Top of Information supplied
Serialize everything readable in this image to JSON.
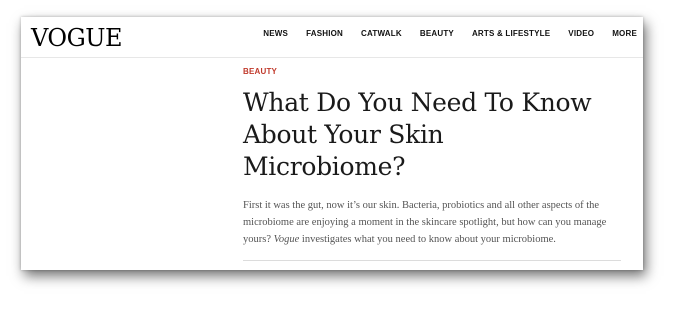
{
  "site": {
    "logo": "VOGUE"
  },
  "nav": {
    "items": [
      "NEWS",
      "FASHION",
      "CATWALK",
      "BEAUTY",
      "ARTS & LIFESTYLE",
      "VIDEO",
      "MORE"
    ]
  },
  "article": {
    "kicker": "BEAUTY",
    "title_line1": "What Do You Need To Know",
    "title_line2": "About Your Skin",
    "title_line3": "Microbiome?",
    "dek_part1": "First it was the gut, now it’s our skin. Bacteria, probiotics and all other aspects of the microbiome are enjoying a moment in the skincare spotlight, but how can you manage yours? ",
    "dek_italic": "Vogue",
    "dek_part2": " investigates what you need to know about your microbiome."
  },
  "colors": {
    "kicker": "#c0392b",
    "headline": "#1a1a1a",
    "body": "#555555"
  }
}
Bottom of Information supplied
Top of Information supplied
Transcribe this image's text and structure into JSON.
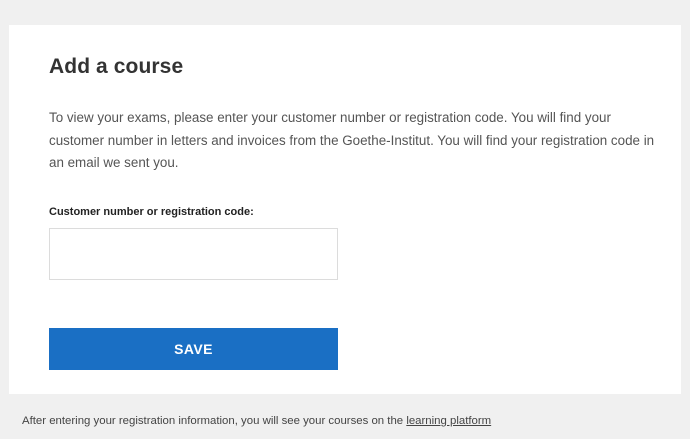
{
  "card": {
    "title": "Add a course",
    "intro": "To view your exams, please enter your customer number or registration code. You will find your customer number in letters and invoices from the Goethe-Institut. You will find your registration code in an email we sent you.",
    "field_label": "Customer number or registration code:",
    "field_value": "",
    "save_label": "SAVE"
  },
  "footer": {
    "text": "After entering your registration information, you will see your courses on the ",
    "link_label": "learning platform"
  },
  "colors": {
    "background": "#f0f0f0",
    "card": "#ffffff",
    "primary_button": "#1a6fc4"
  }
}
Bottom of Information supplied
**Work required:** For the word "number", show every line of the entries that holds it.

**Response below:**
    "intro": "To view your exams, please enter your customer number or registration code. You will find your customer number in letters and invoices from the Goethe-Institut. You will find your registration code in an email we sent you.",
    "field_label": "Customer number or registration code:",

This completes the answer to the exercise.